By Florence Tan
SINGAPORE (Reuters) – Oil prices extended their losses on Monday, dragged down by worries about lower demand in China, the world’s largest oil importer, following a coronavirus outbreak there.
Brent and U.S. West Texas Intermediate (WTI) crude fell for a fourth week in a row last week after airlines canceled flights to China.

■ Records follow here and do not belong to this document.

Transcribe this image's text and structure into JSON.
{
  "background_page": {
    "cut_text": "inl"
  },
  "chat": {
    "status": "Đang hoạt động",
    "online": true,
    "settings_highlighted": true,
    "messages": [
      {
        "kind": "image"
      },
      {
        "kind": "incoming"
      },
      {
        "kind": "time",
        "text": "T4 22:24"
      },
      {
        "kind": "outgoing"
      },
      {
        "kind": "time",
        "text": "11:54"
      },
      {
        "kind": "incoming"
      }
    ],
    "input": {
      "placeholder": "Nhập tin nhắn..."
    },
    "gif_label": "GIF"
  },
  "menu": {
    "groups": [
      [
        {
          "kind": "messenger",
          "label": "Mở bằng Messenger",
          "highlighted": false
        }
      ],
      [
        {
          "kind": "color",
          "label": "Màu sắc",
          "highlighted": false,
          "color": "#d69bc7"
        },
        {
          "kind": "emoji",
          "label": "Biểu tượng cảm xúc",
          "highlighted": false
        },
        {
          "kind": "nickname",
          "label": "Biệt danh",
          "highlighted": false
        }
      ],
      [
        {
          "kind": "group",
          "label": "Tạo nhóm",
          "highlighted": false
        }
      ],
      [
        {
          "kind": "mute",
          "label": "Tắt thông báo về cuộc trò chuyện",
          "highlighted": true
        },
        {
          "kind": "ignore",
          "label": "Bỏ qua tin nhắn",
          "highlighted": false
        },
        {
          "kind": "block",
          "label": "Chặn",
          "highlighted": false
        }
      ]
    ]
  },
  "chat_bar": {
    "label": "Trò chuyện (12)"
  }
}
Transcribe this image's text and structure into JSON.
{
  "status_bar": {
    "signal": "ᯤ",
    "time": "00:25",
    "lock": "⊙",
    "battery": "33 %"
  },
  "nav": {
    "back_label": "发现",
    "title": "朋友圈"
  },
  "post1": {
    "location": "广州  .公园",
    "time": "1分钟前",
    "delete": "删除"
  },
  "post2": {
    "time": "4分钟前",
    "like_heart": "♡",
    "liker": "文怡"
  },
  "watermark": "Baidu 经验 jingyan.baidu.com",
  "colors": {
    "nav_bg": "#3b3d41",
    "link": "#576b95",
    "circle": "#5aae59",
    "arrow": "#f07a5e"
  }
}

Supply chains across the world’s second-largest economy have also been disrupted, prompting its biggest refiner Sinopec to cut output.
Brent crude was at $56.14 a barrel by 0241 GMT, down 48 cents, or 0.9%, after losing nearly 12% in January, the steepest monthly decline since November 2018.
U.S. West Texas Intermediate (WTI) crude fell 24 cents to $51.32 a barrel, after earlier hitting a session low of $50.42. The front-month WTI price fell 15.6% in January, the biggest monthly drop since May.
China’s measures to support its economy might help put a floor under oil prices in the short term, even though the outlook for oil demand remains bearish, said Michael McCarthy, chief market strategist at CMC Markets in Sydney.
“The shuttering of airports suggests that there would be at least some demand delay, if not deferred or destroyed,” he said.
China’s factory activity stalled in January as export orders fell, and analysts expect a big plunge in February’s data as the virus outbreak hits demand in the country.
China’s central bank planned to inject more liquidity to shore up its economy on Monday, and pledged over the weekend to use various monetary policy tools to help allay the impact of the virus outbreak.
The Organization of the Petroleum Exporting Countries (OPEC)and its allies could bring forward a March meeting to February to discuss the impact on oil demand from the virus flare-up. Already, OPEC and non-OPEC’s Joint Technical Committee (JTC) have scheduled to meet in early February to assess the impact of the virus, OPEC+ sources told Reuters.
OPEC’s oil output plunged in January to the lowest since 2009 after several members led by Saudi Arabia over-delivered on a new agreement to cut production and as Libya’s supply slumped.
“They’ve done a good job of managing the price, but it is unexpected that demand would be impacted by something like a pandemic,” Tony Nunan, a senior risk manager at Mitsubishi Corp in Tokyo.
“The expectation is that in the next meeting that they will deepen the (production) cuts” to support prices, he said.
(Reporting by Florence Tan; Editing by Richard Pullin and Tom Hogue)